Instructions for the task
Go through the data below. Pull out every line that has the word "content".

*** Entries shown Section Begins ***

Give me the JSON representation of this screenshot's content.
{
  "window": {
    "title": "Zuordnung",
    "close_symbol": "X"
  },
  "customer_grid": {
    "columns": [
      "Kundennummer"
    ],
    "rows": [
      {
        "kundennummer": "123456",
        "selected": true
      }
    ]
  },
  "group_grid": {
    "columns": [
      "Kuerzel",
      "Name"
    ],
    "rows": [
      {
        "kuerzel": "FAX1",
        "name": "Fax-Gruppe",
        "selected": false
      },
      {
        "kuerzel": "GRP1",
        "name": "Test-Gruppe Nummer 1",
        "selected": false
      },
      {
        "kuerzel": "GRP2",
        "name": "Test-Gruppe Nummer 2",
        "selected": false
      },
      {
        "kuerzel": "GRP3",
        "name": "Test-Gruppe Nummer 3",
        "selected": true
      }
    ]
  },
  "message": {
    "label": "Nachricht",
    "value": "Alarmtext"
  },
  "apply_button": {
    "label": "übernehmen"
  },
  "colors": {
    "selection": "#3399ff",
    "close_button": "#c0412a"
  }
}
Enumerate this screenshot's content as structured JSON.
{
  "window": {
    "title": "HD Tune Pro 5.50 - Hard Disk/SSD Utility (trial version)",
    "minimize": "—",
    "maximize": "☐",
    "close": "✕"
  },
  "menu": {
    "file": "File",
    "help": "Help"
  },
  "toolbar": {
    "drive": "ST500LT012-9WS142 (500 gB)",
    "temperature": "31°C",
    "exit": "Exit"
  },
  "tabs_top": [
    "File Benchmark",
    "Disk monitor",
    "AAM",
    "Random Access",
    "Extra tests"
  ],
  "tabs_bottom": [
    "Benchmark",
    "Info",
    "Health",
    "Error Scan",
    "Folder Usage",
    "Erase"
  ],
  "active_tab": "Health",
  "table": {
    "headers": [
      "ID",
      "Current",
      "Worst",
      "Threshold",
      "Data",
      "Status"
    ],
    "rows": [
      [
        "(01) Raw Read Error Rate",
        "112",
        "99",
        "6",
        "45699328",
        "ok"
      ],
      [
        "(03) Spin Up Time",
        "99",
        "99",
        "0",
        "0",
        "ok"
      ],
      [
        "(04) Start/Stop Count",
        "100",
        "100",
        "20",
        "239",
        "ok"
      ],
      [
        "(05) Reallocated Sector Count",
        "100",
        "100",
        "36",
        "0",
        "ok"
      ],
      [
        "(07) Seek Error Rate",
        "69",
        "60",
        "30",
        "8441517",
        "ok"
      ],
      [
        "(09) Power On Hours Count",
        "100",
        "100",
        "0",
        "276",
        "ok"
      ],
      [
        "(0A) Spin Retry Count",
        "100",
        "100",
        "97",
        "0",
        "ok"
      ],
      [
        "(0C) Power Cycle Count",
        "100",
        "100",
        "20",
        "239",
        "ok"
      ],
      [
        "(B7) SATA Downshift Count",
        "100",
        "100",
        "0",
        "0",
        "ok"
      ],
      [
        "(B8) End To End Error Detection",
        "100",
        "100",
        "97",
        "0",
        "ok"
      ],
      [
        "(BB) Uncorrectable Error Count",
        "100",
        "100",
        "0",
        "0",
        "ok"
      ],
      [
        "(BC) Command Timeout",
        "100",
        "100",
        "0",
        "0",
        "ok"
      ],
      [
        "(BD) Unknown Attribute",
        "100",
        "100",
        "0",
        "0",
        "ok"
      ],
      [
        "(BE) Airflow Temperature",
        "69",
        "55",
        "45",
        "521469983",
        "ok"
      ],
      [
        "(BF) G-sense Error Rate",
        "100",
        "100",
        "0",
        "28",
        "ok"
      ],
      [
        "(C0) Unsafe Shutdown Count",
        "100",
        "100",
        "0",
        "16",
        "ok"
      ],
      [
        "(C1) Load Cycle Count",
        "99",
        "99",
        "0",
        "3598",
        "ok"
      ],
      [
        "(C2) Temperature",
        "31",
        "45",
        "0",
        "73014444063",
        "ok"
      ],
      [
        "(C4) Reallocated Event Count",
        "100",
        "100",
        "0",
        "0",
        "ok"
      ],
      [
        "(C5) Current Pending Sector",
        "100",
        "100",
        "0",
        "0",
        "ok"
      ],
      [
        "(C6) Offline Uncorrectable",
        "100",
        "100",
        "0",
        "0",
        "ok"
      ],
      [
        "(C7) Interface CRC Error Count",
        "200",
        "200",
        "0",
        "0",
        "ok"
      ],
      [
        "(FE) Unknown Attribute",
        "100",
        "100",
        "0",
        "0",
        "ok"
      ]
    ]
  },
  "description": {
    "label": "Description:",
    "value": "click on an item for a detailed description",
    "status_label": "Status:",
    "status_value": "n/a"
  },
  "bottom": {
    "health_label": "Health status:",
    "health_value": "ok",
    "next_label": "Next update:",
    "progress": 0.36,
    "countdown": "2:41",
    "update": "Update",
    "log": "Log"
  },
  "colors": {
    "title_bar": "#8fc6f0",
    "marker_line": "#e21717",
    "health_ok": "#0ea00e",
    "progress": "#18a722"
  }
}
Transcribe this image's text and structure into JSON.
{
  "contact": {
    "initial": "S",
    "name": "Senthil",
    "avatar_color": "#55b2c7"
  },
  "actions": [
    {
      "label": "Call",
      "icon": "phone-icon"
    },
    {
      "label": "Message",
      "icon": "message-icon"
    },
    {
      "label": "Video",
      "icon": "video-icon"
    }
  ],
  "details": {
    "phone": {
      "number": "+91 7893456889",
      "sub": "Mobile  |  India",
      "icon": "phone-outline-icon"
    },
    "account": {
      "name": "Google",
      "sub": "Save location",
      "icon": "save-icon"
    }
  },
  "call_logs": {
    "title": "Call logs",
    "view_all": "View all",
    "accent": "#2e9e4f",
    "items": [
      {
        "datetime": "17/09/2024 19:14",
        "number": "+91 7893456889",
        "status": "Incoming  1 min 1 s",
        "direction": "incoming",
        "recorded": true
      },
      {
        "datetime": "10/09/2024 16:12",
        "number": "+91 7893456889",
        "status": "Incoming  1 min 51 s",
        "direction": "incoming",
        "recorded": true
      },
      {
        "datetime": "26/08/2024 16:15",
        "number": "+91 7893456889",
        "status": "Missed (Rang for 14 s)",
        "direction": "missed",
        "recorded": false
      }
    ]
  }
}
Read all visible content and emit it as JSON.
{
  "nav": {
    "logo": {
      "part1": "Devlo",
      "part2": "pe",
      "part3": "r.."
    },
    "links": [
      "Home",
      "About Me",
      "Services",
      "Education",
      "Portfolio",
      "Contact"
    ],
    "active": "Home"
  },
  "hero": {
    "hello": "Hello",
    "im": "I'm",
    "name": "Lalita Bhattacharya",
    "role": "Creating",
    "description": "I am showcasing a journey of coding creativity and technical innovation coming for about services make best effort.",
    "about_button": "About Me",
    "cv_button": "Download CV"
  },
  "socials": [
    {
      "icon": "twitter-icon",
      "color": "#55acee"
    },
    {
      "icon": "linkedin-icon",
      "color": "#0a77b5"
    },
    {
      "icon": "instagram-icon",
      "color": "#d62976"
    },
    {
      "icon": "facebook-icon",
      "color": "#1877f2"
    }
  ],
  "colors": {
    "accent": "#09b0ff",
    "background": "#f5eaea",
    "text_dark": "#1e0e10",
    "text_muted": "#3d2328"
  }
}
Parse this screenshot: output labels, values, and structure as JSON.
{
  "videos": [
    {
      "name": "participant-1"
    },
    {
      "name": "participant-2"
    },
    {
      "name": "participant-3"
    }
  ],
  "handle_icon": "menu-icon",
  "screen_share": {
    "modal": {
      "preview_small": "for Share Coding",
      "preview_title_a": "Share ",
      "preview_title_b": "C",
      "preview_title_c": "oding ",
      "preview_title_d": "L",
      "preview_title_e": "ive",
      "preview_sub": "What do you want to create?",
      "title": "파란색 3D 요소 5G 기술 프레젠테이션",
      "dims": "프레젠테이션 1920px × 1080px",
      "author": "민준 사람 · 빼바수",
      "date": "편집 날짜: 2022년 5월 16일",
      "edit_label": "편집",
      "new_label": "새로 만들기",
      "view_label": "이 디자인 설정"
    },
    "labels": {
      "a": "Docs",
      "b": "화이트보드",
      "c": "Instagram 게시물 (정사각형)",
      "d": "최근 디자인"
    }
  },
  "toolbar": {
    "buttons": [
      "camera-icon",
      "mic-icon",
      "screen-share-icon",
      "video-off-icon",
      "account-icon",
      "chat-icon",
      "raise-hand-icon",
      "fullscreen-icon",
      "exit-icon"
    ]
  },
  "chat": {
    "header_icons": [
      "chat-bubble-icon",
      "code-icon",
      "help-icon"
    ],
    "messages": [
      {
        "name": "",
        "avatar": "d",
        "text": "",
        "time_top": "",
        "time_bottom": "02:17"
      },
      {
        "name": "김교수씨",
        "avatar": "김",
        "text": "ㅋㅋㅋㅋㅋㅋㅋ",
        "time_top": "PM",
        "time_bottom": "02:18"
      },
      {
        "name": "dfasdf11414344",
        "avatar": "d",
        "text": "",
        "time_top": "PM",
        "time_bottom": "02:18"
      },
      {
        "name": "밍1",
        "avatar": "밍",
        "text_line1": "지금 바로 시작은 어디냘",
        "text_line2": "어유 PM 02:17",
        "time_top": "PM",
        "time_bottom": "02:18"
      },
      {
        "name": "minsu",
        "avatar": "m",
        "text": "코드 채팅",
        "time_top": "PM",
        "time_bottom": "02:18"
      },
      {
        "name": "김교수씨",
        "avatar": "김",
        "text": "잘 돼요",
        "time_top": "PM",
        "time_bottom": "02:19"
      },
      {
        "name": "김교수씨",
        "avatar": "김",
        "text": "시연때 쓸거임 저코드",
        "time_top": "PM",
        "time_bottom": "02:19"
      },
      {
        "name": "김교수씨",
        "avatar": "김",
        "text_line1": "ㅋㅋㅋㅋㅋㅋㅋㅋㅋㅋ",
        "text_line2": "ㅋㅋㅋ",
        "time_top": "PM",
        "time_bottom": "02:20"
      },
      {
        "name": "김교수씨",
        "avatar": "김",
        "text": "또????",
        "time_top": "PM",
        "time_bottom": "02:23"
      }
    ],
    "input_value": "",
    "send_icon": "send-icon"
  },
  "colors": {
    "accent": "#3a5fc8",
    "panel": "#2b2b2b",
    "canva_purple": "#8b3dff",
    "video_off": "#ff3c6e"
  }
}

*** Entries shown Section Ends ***

Output for this task
Give me the JSON representation of this screenshot's content.
Enumerate this screenshot's content as structured JSON.
Read all visible content and emit it as JSON.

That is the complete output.